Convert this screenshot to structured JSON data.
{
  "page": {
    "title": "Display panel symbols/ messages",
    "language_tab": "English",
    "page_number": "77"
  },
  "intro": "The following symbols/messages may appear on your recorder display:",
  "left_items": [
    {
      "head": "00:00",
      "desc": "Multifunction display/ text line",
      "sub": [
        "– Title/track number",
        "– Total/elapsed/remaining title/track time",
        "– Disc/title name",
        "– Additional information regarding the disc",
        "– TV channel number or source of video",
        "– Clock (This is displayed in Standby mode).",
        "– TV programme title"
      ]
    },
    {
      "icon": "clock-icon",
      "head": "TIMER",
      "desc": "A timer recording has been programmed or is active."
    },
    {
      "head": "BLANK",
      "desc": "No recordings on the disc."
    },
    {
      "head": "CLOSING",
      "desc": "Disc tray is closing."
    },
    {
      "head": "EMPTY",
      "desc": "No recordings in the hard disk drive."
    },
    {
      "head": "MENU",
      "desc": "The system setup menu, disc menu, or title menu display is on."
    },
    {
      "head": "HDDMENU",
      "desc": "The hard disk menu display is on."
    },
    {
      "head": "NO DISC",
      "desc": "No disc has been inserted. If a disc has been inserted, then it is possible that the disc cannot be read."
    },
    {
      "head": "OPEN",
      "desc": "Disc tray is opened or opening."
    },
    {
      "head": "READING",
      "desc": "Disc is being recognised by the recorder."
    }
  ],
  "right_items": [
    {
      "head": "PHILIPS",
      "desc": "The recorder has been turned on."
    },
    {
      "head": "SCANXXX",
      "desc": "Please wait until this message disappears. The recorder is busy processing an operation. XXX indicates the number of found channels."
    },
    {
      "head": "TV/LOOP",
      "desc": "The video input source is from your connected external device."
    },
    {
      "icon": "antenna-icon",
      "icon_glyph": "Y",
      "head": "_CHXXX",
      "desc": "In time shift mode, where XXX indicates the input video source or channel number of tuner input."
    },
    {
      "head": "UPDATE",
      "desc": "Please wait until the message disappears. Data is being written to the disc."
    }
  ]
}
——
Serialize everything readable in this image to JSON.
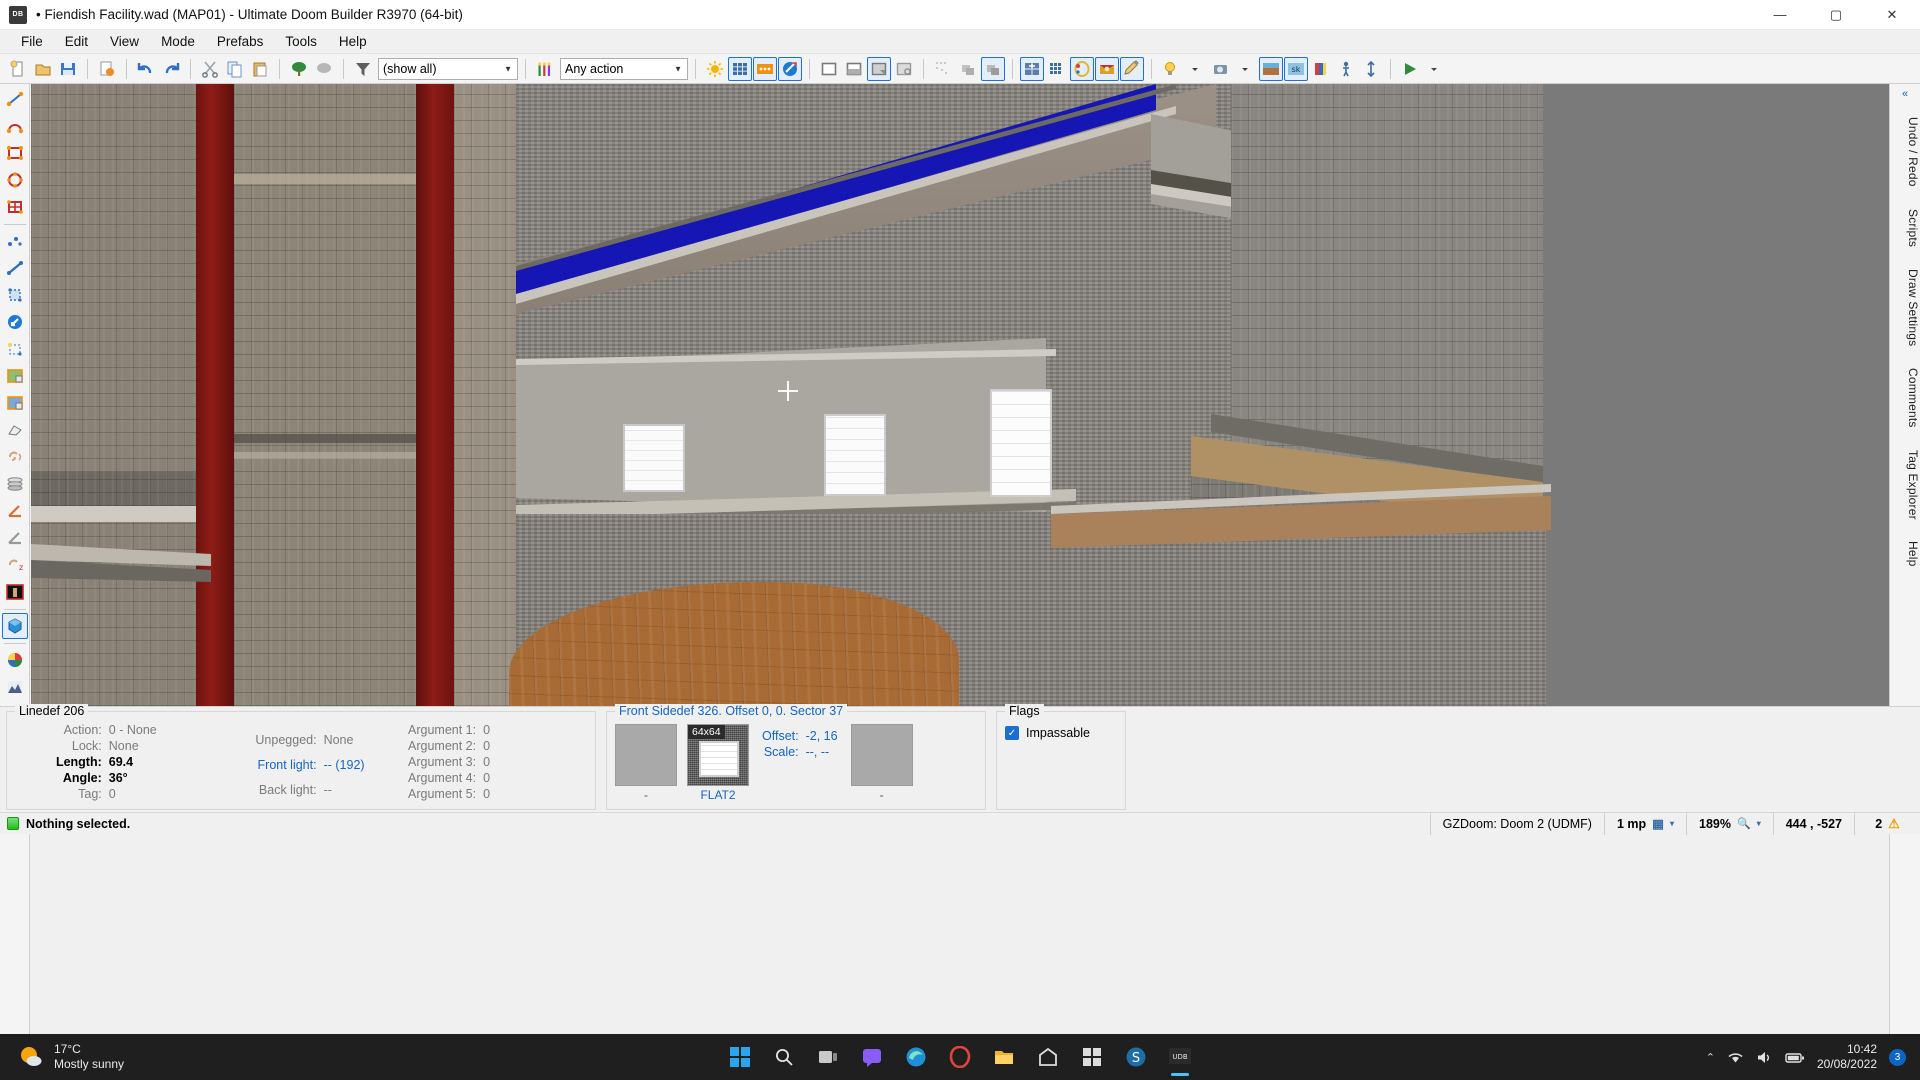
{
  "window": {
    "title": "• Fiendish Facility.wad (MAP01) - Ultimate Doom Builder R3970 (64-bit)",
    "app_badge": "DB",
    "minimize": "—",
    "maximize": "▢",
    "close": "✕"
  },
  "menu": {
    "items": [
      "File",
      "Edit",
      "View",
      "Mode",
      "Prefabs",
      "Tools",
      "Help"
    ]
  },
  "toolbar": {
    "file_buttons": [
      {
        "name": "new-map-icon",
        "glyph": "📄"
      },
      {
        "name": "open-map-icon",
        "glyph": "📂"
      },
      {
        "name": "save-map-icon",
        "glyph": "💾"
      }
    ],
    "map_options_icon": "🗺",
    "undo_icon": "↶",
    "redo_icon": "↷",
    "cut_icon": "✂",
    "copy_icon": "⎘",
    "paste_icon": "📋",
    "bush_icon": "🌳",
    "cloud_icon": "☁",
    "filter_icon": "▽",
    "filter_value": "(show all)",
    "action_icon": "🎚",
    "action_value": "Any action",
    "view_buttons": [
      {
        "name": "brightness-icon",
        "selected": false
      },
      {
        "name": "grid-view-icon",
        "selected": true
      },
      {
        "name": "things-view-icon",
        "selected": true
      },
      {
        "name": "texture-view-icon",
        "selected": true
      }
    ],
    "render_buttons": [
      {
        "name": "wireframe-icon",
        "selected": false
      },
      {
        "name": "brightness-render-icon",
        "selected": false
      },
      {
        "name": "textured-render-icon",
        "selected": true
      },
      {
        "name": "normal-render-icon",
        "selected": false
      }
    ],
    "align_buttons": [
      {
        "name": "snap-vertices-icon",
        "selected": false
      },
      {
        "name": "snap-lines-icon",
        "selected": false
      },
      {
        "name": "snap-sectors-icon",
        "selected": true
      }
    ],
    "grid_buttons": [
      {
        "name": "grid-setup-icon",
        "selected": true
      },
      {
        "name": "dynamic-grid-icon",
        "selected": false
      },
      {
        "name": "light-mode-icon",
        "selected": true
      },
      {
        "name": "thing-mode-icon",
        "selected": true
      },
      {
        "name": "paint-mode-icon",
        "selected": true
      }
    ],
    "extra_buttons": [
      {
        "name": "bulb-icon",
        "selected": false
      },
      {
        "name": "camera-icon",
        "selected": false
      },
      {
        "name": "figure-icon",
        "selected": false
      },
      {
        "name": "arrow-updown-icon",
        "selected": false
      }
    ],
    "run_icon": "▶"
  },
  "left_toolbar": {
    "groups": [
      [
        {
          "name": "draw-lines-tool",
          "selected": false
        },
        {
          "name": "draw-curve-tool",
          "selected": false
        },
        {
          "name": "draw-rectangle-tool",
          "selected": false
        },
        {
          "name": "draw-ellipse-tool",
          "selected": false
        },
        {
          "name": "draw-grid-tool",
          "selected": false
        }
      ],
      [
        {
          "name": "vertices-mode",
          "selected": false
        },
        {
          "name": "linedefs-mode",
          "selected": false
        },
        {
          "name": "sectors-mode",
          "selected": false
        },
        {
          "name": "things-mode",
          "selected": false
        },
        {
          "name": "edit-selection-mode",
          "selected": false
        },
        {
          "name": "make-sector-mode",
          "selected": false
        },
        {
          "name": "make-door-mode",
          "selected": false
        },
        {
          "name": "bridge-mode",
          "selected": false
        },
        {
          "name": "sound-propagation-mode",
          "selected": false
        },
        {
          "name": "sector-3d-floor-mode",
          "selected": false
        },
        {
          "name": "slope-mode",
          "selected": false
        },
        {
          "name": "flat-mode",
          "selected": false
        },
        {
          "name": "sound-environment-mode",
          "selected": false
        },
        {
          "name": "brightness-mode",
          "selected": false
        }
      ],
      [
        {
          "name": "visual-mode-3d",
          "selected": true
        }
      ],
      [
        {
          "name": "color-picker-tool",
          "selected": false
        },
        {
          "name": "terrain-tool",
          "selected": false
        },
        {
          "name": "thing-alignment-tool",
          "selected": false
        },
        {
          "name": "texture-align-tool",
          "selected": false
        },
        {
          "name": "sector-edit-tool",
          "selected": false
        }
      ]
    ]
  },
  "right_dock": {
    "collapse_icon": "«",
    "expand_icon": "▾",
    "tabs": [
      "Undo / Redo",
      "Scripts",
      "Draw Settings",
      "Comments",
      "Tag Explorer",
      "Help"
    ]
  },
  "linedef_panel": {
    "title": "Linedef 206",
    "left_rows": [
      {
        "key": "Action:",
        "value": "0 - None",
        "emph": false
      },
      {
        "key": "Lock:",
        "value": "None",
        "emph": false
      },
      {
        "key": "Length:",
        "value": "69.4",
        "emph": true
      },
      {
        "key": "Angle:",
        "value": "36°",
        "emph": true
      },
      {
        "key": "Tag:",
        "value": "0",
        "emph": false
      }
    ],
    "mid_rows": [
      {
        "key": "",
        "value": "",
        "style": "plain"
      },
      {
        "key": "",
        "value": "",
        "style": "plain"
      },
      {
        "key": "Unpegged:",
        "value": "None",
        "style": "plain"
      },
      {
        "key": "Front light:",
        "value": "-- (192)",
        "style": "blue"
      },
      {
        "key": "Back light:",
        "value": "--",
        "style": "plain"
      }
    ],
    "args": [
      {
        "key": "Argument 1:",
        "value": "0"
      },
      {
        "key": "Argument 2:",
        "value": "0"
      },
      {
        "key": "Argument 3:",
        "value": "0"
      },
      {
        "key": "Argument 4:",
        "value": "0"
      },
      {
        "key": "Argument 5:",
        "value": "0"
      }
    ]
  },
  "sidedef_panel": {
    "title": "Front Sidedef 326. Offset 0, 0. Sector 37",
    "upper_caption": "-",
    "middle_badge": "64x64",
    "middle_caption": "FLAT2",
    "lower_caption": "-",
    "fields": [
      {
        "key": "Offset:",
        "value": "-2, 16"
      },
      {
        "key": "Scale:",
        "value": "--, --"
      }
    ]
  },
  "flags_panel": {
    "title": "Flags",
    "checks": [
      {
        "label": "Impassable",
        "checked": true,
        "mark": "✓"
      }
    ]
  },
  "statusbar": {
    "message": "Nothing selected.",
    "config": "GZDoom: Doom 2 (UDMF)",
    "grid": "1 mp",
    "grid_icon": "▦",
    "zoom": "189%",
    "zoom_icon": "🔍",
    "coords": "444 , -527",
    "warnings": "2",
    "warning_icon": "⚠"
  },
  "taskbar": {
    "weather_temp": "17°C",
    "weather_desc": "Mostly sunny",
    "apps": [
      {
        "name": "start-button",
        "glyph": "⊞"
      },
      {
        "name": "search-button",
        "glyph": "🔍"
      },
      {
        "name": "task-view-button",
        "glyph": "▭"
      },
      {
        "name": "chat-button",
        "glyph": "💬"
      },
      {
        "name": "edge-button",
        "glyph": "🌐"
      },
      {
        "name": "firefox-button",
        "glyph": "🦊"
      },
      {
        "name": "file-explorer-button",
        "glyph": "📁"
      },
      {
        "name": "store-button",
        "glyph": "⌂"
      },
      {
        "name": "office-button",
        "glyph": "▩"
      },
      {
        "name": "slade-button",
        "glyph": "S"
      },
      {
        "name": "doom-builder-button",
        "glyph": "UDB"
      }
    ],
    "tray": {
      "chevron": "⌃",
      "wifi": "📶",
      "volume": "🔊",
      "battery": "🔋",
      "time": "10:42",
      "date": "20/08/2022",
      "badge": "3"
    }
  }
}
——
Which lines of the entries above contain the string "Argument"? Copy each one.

▶ THE COMPLETED TASK:
        "key": "Argument 1:",
        "key": "Argument 2:",
        "key": "Argument 3:",
        "key": "Argument 4:",
        "key": "Argument 5:",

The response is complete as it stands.